An insurance company will usually send an attorney to a hearing. The attorney will be in contact with the claim’s adjuster by telephone for instructions.
The insurance company’s attorney and the injured worker can discuss the claim and see if the dispute can be resolved before speaking with the judge.
If an injured worker has an attorney, the two attorneys will discuss the claim.
If an injured worker is not represented by an attorney, he or she can speak to an Information and Assistance Officer (I&A Officer). The I&A Officer will not give legal advice but can help the injured worker understand procedures and forms.
Once the parties have resolved their dispute or determined it cannot be resolved, they can see the judge.
If there is an agreement on the disputed issue, the judge will write the agreement into the Minutes of Hearing. Each party will clearly know what he or she is required to do. If the issue comes up again, there will be a record of what took place.
If both sides agree a status conference can be continued to a Mandatory Settlement Conference. The parties may learn at the status conference that they are in fact ready to move forward to a trial on any disputed issues.
A status conference can also be continued to another status conference to make sure one side does what he or she agrees to at the hearing.
Alternatively, if the issue is resolved, the hearing can be taken off the court calendar.
A status conference can help to move a case forward. There is rarely any downside to requesting and attending a status conference in a California workers’ compensation case.
It can be difficult for an injured worker to communicate with an insurance company as insurance adjusters may handle over a hundred claims.

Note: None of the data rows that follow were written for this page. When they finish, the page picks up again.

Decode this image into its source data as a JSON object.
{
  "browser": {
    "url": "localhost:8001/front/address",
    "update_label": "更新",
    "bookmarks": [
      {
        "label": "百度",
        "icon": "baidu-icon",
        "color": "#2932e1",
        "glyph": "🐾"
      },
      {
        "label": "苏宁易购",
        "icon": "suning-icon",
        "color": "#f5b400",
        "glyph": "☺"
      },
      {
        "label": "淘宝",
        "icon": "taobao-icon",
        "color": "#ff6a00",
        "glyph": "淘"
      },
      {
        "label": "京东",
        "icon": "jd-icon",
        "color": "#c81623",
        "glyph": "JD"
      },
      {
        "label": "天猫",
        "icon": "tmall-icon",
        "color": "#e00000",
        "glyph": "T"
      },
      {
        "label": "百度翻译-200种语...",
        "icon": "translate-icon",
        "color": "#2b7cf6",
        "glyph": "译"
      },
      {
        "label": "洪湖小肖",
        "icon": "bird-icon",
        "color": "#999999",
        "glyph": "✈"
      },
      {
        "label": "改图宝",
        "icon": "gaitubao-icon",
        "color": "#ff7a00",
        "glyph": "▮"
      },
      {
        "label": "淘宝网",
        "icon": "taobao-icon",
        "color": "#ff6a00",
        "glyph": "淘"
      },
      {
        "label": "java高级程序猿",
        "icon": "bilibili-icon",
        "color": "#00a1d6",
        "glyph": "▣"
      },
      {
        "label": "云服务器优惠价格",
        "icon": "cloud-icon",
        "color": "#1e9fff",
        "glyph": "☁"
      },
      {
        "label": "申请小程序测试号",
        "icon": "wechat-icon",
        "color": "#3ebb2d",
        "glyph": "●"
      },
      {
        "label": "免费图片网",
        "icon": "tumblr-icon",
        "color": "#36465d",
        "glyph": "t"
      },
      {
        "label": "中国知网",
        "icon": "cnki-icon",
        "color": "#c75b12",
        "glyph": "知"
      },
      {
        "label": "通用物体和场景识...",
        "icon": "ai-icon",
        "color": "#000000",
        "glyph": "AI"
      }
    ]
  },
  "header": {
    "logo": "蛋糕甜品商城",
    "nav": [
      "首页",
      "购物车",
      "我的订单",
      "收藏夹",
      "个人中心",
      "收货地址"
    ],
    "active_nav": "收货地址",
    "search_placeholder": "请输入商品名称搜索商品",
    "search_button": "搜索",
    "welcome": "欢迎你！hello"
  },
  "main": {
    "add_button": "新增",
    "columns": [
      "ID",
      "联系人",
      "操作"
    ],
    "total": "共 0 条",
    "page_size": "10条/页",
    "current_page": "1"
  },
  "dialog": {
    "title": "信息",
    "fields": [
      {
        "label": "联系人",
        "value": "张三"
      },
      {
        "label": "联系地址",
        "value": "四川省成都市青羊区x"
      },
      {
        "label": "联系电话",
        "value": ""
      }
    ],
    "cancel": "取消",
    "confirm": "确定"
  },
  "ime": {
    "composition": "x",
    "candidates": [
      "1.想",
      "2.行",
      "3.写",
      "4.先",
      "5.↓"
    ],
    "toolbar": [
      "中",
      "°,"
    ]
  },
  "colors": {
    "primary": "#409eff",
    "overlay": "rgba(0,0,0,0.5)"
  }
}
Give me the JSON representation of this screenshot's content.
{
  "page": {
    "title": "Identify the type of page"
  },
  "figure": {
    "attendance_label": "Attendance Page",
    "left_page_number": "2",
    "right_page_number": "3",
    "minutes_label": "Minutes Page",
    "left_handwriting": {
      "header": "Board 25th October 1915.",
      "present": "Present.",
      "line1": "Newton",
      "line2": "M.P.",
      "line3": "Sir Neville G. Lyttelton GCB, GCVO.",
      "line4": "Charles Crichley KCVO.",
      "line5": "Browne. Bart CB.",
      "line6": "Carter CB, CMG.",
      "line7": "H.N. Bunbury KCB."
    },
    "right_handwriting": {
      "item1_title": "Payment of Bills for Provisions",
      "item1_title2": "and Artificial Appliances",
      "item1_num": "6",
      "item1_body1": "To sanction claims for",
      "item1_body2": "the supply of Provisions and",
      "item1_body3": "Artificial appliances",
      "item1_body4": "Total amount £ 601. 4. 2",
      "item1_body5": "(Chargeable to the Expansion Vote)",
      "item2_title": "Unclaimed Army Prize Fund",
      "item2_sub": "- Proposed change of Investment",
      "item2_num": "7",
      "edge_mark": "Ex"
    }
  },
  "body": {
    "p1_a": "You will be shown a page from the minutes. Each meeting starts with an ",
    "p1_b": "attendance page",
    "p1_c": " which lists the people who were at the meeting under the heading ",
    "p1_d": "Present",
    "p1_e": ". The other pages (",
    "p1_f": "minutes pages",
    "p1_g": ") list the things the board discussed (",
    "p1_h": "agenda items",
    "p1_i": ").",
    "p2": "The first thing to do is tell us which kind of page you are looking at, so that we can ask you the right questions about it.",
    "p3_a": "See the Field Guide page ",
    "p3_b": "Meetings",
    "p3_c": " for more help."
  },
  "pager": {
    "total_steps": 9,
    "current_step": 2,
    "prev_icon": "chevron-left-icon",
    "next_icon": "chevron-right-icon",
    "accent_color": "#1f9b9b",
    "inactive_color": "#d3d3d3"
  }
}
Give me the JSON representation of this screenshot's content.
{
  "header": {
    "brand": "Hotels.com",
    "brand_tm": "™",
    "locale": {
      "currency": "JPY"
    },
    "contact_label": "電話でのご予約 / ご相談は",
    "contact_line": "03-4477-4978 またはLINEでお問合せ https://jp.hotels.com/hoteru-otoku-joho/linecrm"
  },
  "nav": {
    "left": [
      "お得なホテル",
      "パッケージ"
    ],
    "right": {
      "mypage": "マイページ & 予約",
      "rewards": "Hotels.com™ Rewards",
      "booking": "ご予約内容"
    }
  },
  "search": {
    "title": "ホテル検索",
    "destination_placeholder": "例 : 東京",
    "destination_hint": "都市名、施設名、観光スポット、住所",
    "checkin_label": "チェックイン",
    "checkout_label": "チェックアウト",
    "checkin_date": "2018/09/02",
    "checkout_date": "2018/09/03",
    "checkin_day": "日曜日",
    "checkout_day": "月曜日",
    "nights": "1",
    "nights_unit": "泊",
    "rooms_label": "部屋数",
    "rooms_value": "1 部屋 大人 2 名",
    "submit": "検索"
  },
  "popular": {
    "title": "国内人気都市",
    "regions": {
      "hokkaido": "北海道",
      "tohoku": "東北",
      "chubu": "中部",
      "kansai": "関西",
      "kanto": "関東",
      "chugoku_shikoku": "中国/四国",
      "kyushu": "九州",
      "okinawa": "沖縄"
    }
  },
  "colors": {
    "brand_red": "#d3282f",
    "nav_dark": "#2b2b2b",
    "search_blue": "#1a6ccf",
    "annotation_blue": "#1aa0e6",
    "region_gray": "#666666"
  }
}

The opportunity to meet in person with a judge often resolves issues and puts a plan into motion to end the case.
Call us for help…
For help with filing a workers compensation claim in California, completing workers comp forms or appealing a denial of benefits, contact us. Our firm helps police officers, firefighters and other workers to get compensation for their job-related injuries.
- Cal. Code Regs., § 8, tit. 10301.
- Cal. Lab. Code § 4064(c)